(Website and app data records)
---*---

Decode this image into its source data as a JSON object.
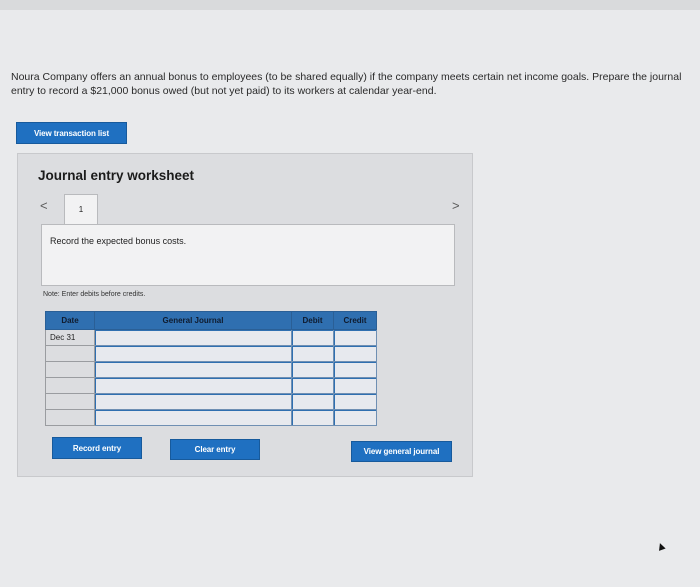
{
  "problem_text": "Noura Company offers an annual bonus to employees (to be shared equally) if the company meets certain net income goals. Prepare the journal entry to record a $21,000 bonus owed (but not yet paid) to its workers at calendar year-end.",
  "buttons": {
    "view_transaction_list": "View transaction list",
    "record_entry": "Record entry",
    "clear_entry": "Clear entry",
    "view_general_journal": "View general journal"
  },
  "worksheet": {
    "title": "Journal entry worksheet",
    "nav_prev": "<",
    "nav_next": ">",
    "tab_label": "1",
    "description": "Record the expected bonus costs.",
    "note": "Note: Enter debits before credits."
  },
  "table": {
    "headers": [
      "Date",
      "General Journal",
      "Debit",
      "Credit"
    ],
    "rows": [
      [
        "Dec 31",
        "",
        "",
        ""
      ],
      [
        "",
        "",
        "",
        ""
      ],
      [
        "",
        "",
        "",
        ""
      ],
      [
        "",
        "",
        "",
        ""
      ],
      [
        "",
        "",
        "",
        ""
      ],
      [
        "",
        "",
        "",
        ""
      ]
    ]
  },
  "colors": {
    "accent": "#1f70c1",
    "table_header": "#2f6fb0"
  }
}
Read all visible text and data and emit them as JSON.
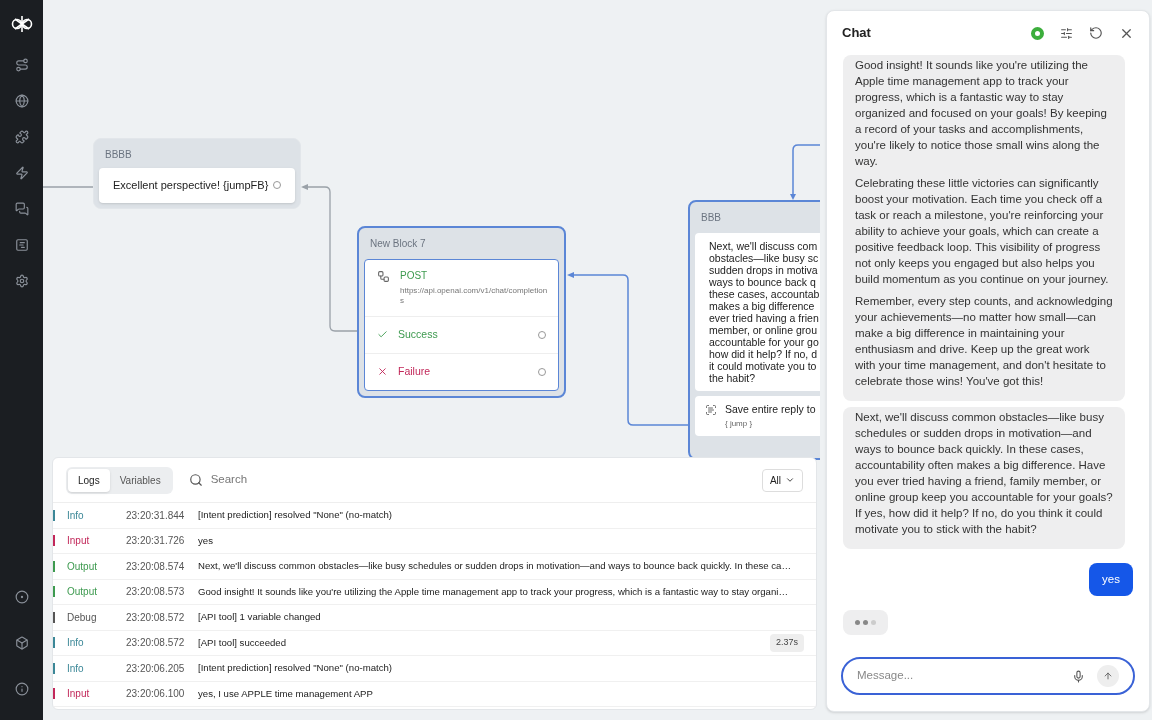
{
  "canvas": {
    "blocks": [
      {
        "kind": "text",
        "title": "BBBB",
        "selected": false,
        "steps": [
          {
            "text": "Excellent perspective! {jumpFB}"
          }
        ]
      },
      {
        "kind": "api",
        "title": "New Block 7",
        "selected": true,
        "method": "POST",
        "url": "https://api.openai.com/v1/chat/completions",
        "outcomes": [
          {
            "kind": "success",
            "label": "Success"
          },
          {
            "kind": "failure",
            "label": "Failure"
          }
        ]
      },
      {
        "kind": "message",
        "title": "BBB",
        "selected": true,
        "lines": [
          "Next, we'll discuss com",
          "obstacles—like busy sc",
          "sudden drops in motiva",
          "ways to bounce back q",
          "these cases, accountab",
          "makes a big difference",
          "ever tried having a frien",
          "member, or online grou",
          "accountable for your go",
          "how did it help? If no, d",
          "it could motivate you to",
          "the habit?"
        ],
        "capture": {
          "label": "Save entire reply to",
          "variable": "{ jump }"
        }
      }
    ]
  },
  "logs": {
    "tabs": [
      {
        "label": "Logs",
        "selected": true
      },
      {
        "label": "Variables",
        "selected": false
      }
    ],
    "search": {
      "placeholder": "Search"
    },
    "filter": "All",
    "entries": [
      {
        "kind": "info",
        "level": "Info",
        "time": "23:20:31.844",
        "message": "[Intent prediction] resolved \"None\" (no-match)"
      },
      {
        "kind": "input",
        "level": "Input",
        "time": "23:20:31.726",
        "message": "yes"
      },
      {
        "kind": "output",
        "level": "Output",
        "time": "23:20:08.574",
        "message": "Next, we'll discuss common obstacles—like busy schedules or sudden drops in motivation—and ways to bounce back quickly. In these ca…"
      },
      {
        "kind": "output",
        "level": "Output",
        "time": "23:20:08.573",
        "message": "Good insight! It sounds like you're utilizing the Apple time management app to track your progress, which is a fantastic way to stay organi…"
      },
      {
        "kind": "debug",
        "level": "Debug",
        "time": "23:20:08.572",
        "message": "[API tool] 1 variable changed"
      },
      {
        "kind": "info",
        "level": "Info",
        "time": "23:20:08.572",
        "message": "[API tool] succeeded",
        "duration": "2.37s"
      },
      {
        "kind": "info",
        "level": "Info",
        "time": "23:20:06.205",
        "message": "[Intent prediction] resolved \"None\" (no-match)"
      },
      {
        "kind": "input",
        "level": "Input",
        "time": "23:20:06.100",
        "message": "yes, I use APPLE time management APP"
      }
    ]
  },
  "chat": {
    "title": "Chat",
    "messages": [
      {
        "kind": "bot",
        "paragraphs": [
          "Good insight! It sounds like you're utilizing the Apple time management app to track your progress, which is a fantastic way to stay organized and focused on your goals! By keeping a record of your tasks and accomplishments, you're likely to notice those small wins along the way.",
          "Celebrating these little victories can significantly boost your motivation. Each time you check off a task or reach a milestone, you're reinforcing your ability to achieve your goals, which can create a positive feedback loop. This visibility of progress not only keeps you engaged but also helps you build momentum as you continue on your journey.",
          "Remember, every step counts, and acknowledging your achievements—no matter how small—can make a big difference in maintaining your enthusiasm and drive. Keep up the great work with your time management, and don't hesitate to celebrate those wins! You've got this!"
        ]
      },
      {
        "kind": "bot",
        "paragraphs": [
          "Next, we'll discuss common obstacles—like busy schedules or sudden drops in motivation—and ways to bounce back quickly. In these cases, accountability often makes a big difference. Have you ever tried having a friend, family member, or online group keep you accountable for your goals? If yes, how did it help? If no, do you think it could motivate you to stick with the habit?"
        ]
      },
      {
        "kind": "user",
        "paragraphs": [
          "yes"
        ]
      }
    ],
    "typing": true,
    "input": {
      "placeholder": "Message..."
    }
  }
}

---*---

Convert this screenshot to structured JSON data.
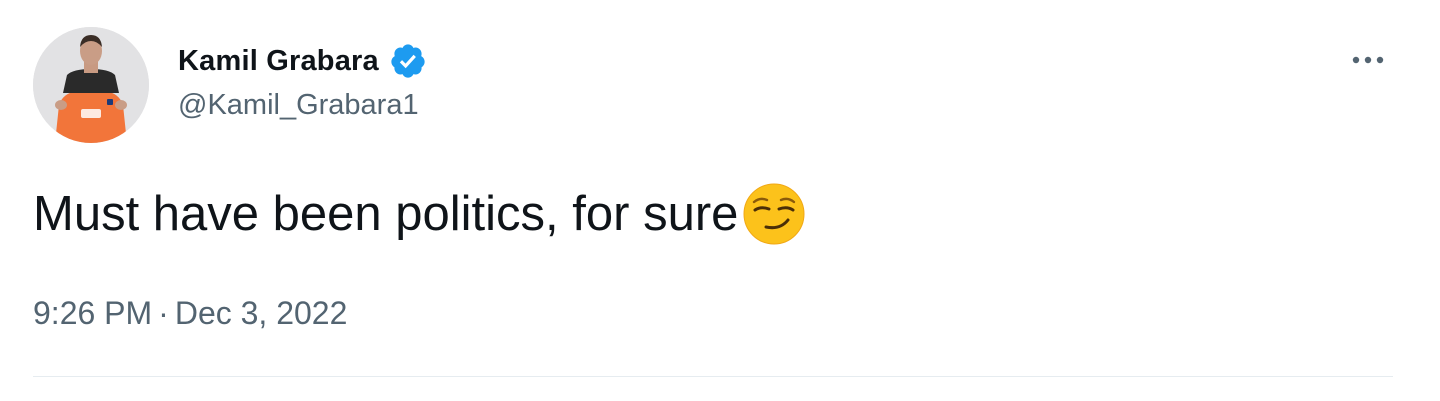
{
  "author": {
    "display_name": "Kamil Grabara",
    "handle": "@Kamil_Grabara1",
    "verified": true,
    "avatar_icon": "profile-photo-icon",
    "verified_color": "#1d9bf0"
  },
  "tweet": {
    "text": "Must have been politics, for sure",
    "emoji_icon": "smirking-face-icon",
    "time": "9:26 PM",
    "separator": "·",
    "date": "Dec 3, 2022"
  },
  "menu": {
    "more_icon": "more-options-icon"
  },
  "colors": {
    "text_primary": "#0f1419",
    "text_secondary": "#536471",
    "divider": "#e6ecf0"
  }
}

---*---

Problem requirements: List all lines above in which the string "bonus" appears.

Task output:
  "problem_text": "Noura Company offers an annual bonus to employees (to be shared equally) if the company meets certain net income goals. Prepare the journal entry to record a $21,000 bonus owed (but not yet paid) to its workers at calendar year-end.",
    "description": "Record the expected bonus costs.",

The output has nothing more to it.